Let me say to the hon. member from Nova Scotia that the people there felt they had something at stake, with the result that they were represented. Ontario and Quebec, on the other hand, were not. But the fact of their attitude and the further fact that they were not represented do not mean that the people of Ontario and Quebec are less union-minded than the people in other provinces. We are just as much interested in this national union as any people could be.
I look back over the years and I can remember various situations which developed where help was needed either in the east or in the west. Never once in the years I have sat in the House of Commons have I heard a member from Ontario or Quebec deny to the other provinces of Canada anything we thought was in the best interests^ of the country. Never have I heard a member from Ontario or Quebec in the days of depression say we should not have done this or have done that for the wheat farmers in the drought areas of western Canada.

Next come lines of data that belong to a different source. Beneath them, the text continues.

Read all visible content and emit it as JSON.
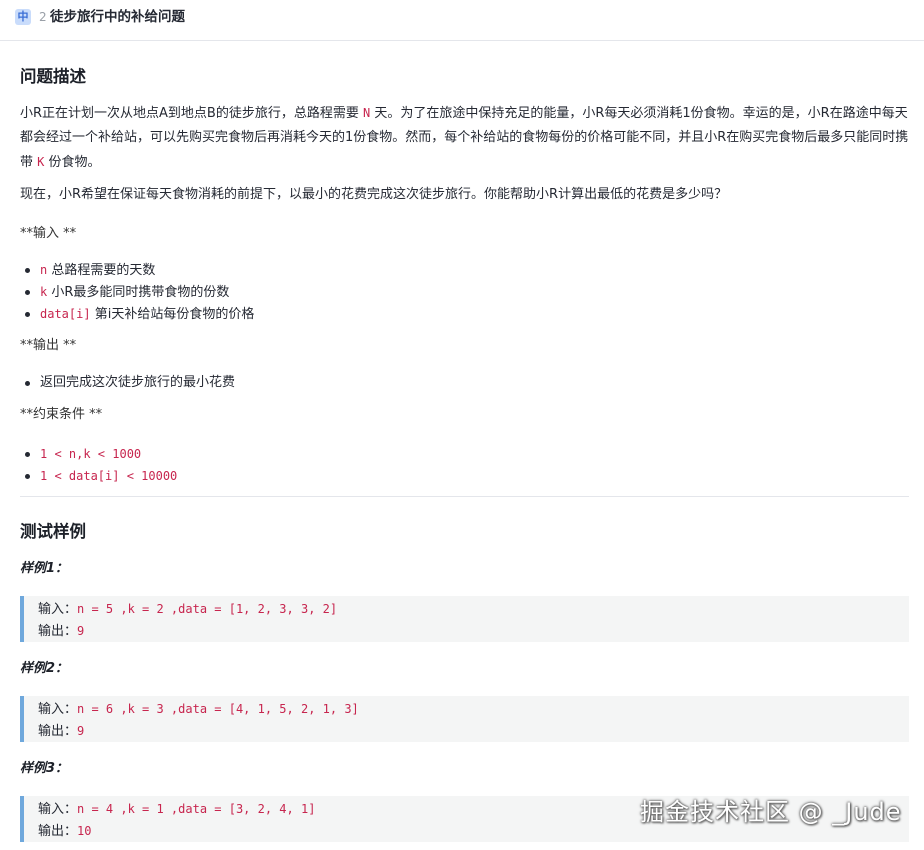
{
  "header": {
    "difficulty_badge": "中",
    "problem_number": "2",
    "title": "徒步旅行中的补给问题"
  },
  "description": {
    "heading": "问题描述",
    "p1_a": "小R正在计划一次从地点A到地点B的徒步旅行，总路程需要",
    "p1_n": "N",
    "p1_b": "天。为了在旅途中保持充足的能量，小R每天必须消耗1份食物。幸运的是，小R在路途中每天都会经过一个补给站，可以先购买完食物后再消耗今天的1份食物。然而，每个补给站的食物每份的价格可能不同，并且小R在购买完食物后最多只能同时携带",
    "p1_k": "K",
    "p1_c": "份食物。",
    "p2": "现在，小R希望在保证每天食物消耗的前提下，以最小的花费完成这次徒步旅行。你能帮助小R计算出最低的花费是多少吗？"
  },
  "input_section": {
    "label": "**输入 **",
    "items": [
      {
        "code": "n",
        "text": " 总路程需要的天数"
      },
      {
        "code": "k",
        "text": " 小R最多能同时携带食物的份数"
      },
      {
        "code": "data[i]",
        "text": " 第i天补给站每份食物的价格"
      }
    ]
  },
  "output_section": {
    "label": "**输出 **",
    "items": [
      "返回完成这次徒步旅行的最小花费"
    ]
  },
  "constraints_section": {
    "label": "**约束条件 **",
    "items": [
      "1 < n,k < 1000",
      "1 < data[i] < 10000"
    ]
  },
  "tests": {
    "heading": "测试样例",
    "samples": [
      {
        "label": "样例1：",
        "input_prefix": "输入：",
        "input_value": "n = 5 ,k = 2 ,data = [1, 2, 3, 3, 2]",
        "output_prefix": "输出：",
        "output_value": "9"
      },
      {
        "label": "样例2：",
        "input_prefix": "输入：",
        "input_value": "n = 6 ,k = 3 ,data = [4, 1, 5, 2, 1, 3]",
        "output_prefix": "输出：",
        "output_value": "9"
      },
      {
        "label": "样例3：",
        "input_prefix": "输入：",
        "input_value": "n = 4 ,k = 1 ,data = [3, 2, 4, 1]",
        "output_prefix": "输出：",
        "output_value": "10"
      }
    ]
  },
  "watermark": "掘金技术社区 @ _Jude"
}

I have found that in the House of Commons members have been willing to bury their differences, so far as geographical position was concerned; I have found they have been only to O' willing to do anything which would unite more solidly than ever the various provinces. So I say, when hon. members criticize the two central provinces they are doing something to create national disunity rather than to build unity in Canada.
Let us deal with the problem in a big and broad way, considering what is best and in the interests of the country. Again I say: Certainly there are discriminatory rates. I have no hesitation in saying I do not think a man who lives in Lethbridge, Regina or Edmonton should have to pay $200 or $250 more for a Chevrolet than I pay for one in Ontario.
Topic: FREIGHT RATES-INCREASES ORDERED BY TRANSPORT BOARD-AMENDMENT, MR. COLDWELL